---------- Record excerpts
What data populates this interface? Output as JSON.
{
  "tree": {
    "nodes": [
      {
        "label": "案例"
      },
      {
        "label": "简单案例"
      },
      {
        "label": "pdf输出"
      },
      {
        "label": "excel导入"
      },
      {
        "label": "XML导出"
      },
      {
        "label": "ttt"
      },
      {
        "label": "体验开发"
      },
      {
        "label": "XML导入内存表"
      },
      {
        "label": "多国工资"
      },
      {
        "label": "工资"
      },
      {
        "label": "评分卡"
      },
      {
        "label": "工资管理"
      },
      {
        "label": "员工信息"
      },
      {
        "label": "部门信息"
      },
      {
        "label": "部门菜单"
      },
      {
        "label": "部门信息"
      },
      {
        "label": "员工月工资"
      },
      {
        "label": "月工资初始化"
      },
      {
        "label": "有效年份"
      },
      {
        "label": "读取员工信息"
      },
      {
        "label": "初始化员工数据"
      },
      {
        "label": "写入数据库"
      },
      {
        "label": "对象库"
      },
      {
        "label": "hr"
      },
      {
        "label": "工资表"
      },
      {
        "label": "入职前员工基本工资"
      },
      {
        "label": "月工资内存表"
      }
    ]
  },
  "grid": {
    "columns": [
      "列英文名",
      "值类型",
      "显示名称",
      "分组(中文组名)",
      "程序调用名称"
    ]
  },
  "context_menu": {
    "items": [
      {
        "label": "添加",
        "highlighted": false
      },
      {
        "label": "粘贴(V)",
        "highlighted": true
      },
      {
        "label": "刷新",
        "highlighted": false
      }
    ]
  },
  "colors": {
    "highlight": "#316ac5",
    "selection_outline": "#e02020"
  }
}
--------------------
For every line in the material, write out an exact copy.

What data populates this interface? Output as JSON.
{
  "tree": {
    "nodes": [
      {
        "label": "案例"
      },
      {
        "label": "简单案例"
      },
      {
        "label": "pdf输出"
      },
      {
        "label": "excel导入"
      },
      {
        "label": "XML导出"
      },
      {
        "label": "ttt"
      },
      {
        "label": "体验开发"
      },
      {
        "label": "XML导入内存表"
      },
      {
        "label": "多国工资"
      },
      {
        "label": "工资"
      },
      {
        "label": "评分卡"
      },
      {
        "label": "工资管理"
      },
      {
        "label": "员工信息"
      },
      {
        "label": "部门信息"
      },
      {
        "label": "部门菜单"
      },
      {
        "label": "部门信息"
      },
      {
        "label": "员工月工资"
      },
      {
        "label": "月工资初始化"
      },
      {
        "label": "有效年份"
      },
      {
        "label": "读取员工信息"
      },
      {
        "label": "初始化员工数据"
      },
      {
        "label": "写入数据库"
      },
      {
        "label": "对象库"
      },
      {
        "label": "hr"
      },
      {
        "label": "工资表"
      },
      {
        "label": "入职前员工基本工资"
      },
      {
        "label": "月工资内存表"
      }
    ]
  },
  "grid": {
    "columns": [
      "列英文名",
      "值类型",
      "显示名称",
      "分组(中文组名)",
      "程序调用名称"
    ]
  },
  "context_menu": {
    "items": [
      {
        "label": "添加",
        "highlighted": false
      },
      {
        "label": "粘贴(V)",
        "highlighted": true
      },
      {
        "label": "刷新",
        "highlighted": false
      }
    ]
  },
  "colors": {
    "highlight": "#316ac5",
    "selection_outline": "#e02020"
  }
}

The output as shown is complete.